- [How to complete this task] Write out each entry, exactly the way it appears.

- [Input data]
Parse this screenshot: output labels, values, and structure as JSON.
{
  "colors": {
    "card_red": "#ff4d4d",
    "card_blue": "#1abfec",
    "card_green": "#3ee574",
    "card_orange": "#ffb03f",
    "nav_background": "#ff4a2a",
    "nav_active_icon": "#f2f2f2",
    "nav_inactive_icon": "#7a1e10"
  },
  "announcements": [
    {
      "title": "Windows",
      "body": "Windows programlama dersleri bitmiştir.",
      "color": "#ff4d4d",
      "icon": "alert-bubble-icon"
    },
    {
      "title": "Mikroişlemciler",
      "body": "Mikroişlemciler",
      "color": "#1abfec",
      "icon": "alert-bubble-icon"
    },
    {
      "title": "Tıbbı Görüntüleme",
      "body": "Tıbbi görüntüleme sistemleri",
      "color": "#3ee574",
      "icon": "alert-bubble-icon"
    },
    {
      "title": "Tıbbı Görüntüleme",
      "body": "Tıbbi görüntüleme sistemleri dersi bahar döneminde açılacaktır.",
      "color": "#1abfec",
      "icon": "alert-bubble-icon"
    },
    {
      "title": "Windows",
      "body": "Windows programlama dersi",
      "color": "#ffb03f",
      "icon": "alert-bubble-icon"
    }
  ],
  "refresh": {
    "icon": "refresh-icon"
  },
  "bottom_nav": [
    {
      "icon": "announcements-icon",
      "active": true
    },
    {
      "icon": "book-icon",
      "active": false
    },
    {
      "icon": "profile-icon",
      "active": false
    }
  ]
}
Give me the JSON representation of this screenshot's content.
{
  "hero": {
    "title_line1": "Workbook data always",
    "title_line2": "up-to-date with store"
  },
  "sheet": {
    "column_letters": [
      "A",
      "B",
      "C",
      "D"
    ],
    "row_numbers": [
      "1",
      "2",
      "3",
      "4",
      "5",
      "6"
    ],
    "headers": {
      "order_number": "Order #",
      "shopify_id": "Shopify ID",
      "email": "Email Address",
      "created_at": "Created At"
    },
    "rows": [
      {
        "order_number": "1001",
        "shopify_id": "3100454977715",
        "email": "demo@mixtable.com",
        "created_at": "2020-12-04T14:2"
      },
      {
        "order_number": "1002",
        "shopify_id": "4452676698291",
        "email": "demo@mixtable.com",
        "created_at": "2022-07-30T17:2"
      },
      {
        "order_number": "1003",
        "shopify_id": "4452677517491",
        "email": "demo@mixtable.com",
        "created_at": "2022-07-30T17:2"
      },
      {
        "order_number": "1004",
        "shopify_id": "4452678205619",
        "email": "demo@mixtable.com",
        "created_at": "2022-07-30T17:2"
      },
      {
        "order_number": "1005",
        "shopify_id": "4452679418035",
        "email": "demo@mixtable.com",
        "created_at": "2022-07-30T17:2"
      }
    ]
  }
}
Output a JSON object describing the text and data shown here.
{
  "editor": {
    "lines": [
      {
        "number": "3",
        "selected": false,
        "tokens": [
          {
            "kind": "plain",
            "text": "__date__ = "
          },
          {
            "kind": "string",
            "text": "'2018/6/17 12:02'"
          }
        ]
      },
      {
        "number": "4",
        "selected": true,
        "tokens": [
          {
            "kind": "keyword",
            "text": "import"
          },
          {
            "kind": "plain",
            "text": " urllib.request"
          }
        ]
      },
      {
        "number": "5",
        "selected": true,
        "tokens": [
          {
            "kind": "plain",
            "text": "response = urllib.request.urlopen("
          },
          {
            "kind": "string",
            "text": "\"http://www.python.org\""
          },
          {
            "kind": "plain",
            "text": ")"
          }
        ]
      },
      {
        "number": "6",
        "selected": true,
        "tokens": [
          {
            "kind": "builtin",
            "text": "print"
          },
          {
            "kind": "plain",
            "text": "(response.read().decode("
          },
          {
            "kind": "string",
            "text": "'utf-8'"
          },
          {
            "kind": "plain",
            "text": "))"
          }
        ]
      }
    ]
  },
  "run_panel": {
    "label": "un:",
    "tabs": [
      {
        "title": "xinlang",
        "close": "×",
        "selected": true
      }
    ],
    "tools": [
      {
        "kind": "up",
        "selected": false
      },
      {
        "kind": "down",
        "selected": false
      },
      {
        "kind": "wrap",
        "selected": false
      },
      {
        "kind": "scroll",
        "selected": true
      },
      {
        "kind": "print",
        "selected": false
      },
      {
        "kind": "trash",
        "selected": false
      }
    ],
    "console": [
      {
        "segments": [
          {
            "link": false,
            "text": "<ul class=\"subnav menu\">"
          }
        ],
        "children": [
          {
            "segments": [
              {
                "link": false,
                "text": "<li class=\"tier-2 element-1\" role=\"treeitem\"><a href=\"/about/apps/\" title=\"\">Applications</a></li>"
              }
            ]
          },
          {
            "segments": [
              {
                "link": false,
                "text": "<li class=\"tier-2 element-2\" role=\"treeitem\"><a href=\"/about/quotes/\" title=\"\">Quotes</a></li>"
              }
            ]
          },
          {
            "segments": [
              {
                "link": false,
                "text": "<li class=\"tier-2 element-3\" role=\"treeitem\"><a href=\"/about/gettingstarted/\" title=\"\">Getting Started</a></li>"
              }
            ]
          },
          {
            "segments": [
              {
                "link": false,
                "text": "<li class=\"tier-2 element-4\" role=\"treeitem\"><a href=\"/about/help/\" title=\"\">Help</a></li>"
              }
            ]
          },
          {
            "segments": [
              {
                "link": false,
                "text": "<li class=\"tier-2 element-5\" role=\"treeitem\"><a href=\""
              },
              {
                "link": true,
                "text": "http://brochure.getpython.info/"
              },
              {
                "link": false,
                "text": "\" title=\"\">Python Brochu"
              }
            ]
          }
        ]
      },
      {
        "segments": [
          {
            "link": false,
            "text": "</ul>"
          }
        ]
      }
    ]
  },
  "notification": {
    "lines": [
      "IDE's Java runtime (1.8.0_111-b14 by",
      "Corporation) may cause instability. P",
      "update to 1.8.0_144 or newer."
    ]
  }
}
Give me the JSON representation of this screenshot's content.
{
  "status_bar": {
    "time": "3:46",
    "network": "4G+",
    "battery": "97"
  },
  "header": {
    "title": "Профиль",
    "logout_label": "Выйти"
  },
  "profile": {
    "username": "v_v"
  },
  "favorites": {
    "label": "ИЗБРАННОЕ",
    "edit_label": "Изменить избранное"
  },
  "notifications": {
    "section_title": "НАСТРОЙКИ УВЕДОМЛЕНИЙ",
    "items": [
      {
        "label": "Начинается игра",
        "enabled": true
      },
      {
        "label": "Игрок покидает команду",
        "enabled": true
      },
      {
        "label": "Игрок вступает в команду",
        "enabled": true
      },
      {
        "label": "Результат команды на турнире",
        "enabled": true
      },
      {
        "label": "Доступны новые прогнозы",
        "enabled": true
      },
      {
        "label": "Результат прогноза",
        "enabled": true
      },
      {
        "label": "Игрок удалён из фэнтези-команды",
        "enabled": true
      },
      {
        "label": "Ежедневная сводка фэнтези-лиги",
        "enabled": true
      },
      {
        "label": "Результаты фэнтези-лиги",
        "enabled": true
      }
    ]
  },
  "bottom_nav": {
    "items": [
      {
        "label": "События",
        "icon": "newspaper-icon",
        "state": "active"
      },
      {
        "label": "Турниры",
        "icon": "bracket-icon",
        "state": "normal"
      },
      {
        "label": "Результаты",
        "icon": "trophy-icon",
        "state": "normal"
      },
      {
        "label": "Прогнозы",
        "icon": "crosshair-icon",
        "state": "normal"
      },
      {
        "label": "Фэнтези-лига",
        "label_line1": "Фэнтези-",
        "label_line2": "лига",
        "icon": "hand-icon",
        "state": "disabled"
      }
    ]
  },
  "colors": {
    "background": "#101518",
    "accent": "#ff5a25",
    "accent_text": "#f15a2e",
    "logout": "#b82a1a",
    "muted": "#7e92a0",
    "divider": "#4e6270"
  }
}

- [Expected answer]
Parse this screenshot: output labels, values, and structure as JSON.
{
  "colors": {
    "card_red": "#ff4d4d",
    "card_blue": "#1abfec",
    "card_green": "#3ee574",
    "card_orange": "#ffb03f",
    "nav_background": "#ff4a2a",
    "nav_active_icon": "#f2f2f2",
    "nav_inactive_icon": "#7a1e10"
  },
  "announcements": [
    {
      "title": "Windows",
      "body": "Windows programlama dersleri bitmiştir.",
      "color": "#ff4d4d",
      "icon": "alert-bubble-icon"
    },
    {
      "title": "Mikroişlemciler",
      "body": "Mikroişlemciler",
      "color": "#1abfec",
      "icon": "alert-bubble-icon"
    },
    {
      "title": "Tıbbı Görüntüleme",
      "body": "Tıbbi görüntüleme sistemleri",
      "color": "#3ee574",
      "icon": "alert-bubble-icon"
    },
    {
      "title": "Tıbbı Görüntüleme",
      "body": "Tıbbi görüntüleme sistemleri dersi bahar döneminde açılacaktır.",
      "color": "#1abfec",
      "icon": "alert-bubble-icon"
    },
    {
      "title": "Windows",
      "body": "Windows programlama dersi",
      "color": "#ffb03f",
      "icon": "alert-bubble-icon"
    }
  ],
  "refresh": {
    "icon": "refresh-icon"
  },
  "bottom_nav": [
    {
      "icon": "announcements-icon",
      "active": true
    },
    {
      "icon": "book-icon",
      "active": false
    },
    {
      "icon": "profile-icon",
      "active": false
    }
  ]
}
Give me the JSON representation of this screenshot's content.
{
  "hero": {
    "title_line1": "Workbook data always",
    "title_line2": "up-to-date with store"
  },
  "sheet": {
    "column_letters": [
      "A",
      "B",
      "C",
      "D"
    ],
    "row_numbers": [
      "1",
      "2",
      "3",
      "4",
      "5",
      "6"
    ],
    "headers": {
      "order_number": "Order #",
      "shopify_id": "Shopify ID",
      "email": "Email Address",
      "created_at": "Created At"
    },
    "rows": [
      {
        "order_number": "1001",
        "shopify_id": "3100454977715",
        "email": "demo@mixtable.com",
        "created_at": "2020-12-04T14:2"
      },
      {
        "order_number": "1002",
        "shopify_id": "4452676698291",
        "email": "demo@mixtable.com",
        "created_at": "2022-07-30T17:2"
      },
      {
        "order_number": "1003",
        "shopify_id": "4452677517491",
        "email": "demo@mixtable.com",
        "created_at": "2022-07-30T17:2"
      },
      {
        "order_number": "1004",
        "shopify_id": "4452678205619",
        "email": "demo@mixtable.com",
        "created_at": "2022-07-30T17:2"
      },
      {
        "order_number": "1005",
        "shopify_id": "4452679418035",
        "email": "demo@mixtable.com",
        "created_at": "2022-07-30T17:2"
      }
    ]
  }
}
Output a JSON object describing the text and data shown here.
{
  "editor": {
    "lines": [
      {
        "number": "3",
        "selected": false,
        "tokens": [
          {
            "kind": "plain",
            "text": "__date__ = "
          },
          {
            "kind": "string",
            "text": "'2018/6/17 12:02'"
          }
        ]
      },
      {
        "number": "4",
        "selected": true,
        "tokens": [
          {
            "kind": "keyword",
            "text": "import"
          },
          {
            "kind": "plain",
            "text": " urllib.request"
          }
        ]
      },
      {
        "number": "5",
        "selected": true,
        "tokens": [
          {
            "kind": "plain",
            "text": "response = urllib.request.urlopen("
          },
          {
            "kind": "string",
            "text": "\"http://www.python.org\""
          },
          {
            "kind": "plain",
            "text": ")"
          }
        ]
      },
      {
        "number": "6",
        "selected": true,
        "tokens": [
          {
            "kind": "builtin",
            "text": "print"
          },
          {
            "kind": "plain",
            "text": "(response.read().decode("
          },
          {
            "kind": "string",
            "text": "'utf-8'"
          },
          {
            "kind": "plain",
            "text": "))"
          }
        ]
      }
    ]
  },
  "run_panel": {
    "label": "un:",
    "tabs": [
      {
        "title": "xinlang",
        "close": "×",
        "selected": true
      }
    ],
    "tools": [
      {
        "kind": "up",
        "selected": false
      },
      {
        "kind": "down",
        "selected": false
      },
      {
        "kind": "wrap",
        "selected": false
      },
      {
        "kind": "scroll",
        "selected": true
      },
      {
        "kind": "print",
        "selected": false
      },
      {
        "kind": "trash",
        "selected": false
      }
    ],
    "console": [
      {
        "segments": [
          {
            "link": false,
            "text": "<ul class=\"subnav menu\">"
          }
        ],
        "children": [
          {
            "segments": [
              {
                "link": false,
                "text": "<li class=\"tier-2 element-1\" role=\"treeitem\"><a href=\"/about/apps/\" title=\"\">Applications</a></li>"
              }
            ]
          },
          {
            "segments": [
              {
                "link": false,
                "text": "<li class=\"tier-2 element-2\" role=\"treeitem\"><a href=\"/about/quotes/\" title=\"\">Quotes</a></li>"
              }
            ]
          },
          {
            "segments": [
              {
                "link": false,
                "text": "<li class=\"tier-2 element-3\" role=\"treeitem\"><a href=\"/about/gettingstarted/\" title=\"\">Getting Started</a></li>"
              }
            ]
          },
          {
            "segments": [
              {
                "link": false,
                "text": "<li class=\"tier-2 element-4\" role=\"treeitem\"><a href=\"/about/help/\" title=\"\">Help</a></li>"
              }
            ]
          },
          {
            "segments": [
              {
                "link": false,
                "text": "<li class=\"tier-2 element-5\" role=\"treeitem\"><a href=\""
              },
              {
                "link": true,
                "text": "http://brochure.getpython.info/"
              },
              {
                "link": false,
                "text": "\" title=\"\">Python Brochu"
              }
            ]
          }
        ]
      },
      {
        "segments": [
          {
            "link": false,
            "text": "</ul>"
          }
        ]
      }
    ]
  },
  "notification": {
    "lines": [
      "IDE's Java runtime (1.8.0_111-b14 by",
      "Corporation) may cause instability. P",
      "update to 1.8.0_144 or newer."
    ]
  }
}
Give me the JSON representation of this screenshot's content.
{
  "status_bar": {
    "time": "3:46",
    "network": "4G+",
    "battery": "97"
  },
  "header": {
    "title": "Профиль",
    "logout_label": "Выйти"
  },
  "profile": {
    "username": "v_v"
  },
  "favorites": {
    "label": "ИЗБРАННОЕ",
    "edit_label": "Изменить избранное"
  },
  "notifications": {
    "section_title": "НАСТРОЙКИ УВЕДОМЛЕНИЙ",
    "items": [
      {
        "label": "Начинается игра",
        "enabled": true
      },
      {
        "label": "Игрок покидает команду",
        "enabled": true
      },
      {
        "label": "Игрок вступает в команду",
        "enabled": true
      },
      {
        "label": "Результат команды на турнире",
        "enabled": true
      },
      {
        "label": "Доступны новые прогнозы",
        "enabled": true
      },
      {
        "label": "Результат прогноза",
        "enabled": true
      },
      {
        "label": "Игрок удалён из фэнтези-команды",
        "enabled": true
      },
      {
        "label": "Ежедневная сводка фэнтези-лиги",
        "enabled": true
      },
      {
        "label": "Результаты фэнтези-лиги",
        "enabled": true
      }
    ]
  },
  "bottom_nav": {
    "items": [
      {
        "label": "События",
        "icon": "newspaper-icon",
        "state": "active"
      },
      {
        "label": "Турниры",
        "icon": "bracket-icon",
        "state": "normal"
      },
      {
        "label": "Результаты",
        "icon": "trophy-icon",
        "state": "normal"
      },
      {
        "label": "Прогнозы",
        "icon": "crosshair-icon",
        "state": "normal"
      },
      {
        "label": "Фэнтези-лига",
        "label_line1": "Фэнтези-",
        "label_line2": "лига",
        "icon": "hand-icon",
        "state": "disabled"
      }
    ]
  },
  "colors": {
    "background": "#101518",
    "accent": "#ff5a25",
    "accent_text": "#f15a2e",
    "logout": "#b82a1a",
    "muted": "#7e92a0",
    "divider": "#4e6270"
  }
}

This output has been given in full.